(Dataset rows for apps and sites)
^^^^^^^^^^^^^^^^
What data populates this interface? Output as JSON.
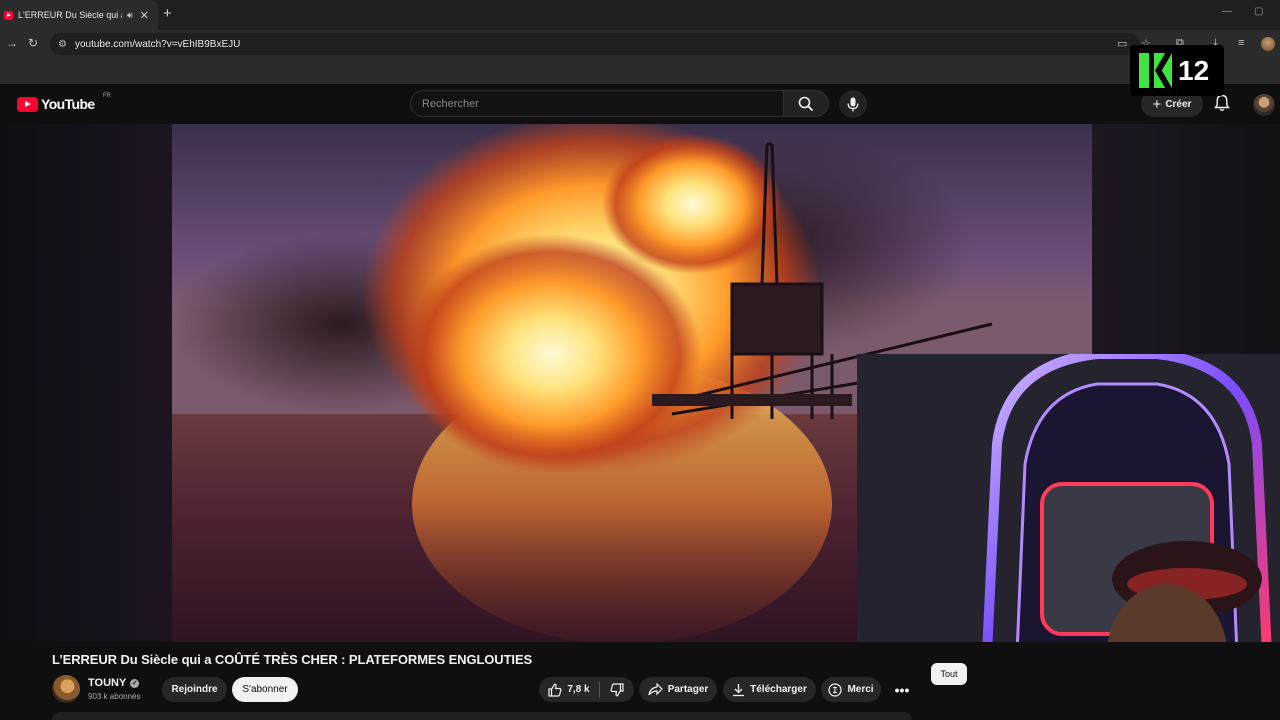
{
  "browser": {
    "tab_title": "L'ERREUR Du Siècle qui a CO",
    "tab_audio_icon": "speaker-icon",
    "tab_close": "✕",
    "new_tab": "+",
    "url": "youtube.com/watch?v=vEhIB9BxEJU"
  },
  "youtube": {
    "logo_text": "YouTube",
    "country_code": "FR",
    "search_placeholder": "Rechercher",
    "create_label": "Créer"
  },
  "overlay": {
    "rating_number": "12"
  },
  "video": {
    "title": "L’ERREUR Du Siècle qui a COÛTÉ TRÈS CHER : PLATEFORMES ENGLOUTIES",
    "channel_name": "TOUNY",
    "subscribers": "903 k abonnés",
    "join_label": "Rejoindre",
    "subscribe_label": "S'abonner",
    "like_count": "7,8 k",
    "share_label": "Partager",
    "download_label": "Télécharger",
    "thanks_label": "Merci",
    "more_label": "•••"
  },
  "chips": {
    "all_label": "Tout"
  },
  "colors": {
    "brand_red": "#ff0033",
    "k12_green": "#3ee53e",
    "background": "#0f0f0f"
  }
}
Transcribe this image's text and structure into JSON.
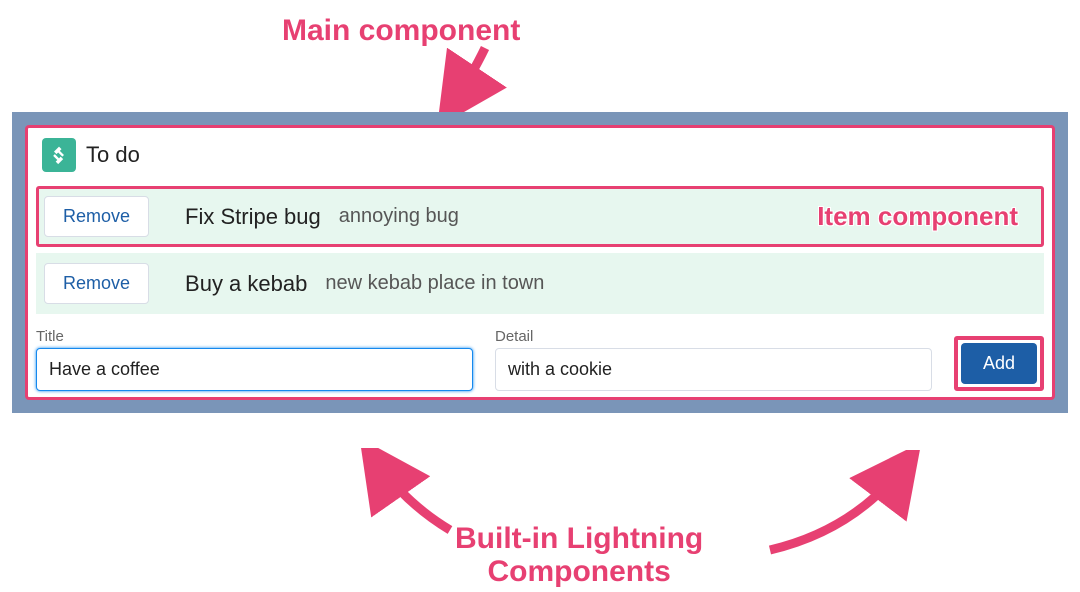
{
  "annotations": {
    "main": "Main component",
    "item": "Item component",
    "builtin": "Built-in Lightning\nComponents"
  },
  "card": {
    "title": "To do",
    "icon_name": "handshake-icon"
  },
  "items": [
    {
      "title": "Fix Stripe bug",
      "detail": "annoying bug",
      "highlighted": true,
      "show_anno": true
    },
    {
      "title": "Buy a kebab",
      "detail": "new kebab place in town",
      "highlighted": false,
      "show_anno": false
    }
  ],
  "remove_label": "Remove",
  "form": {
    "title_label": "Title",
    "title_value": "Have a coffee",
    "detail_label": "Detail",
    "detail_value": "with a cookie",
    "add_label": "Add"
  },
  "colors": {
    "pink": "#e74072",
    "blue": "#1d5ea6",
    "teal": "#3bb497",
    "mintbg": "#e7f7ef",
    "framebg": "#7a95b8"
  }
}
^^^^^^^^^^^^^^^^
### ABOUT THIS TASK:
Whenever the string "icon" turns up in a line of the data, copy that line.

### ANSWER SPACE:
    "tab_audio_icon": "speaker-icon",
    "icon_name": "handshake-icon"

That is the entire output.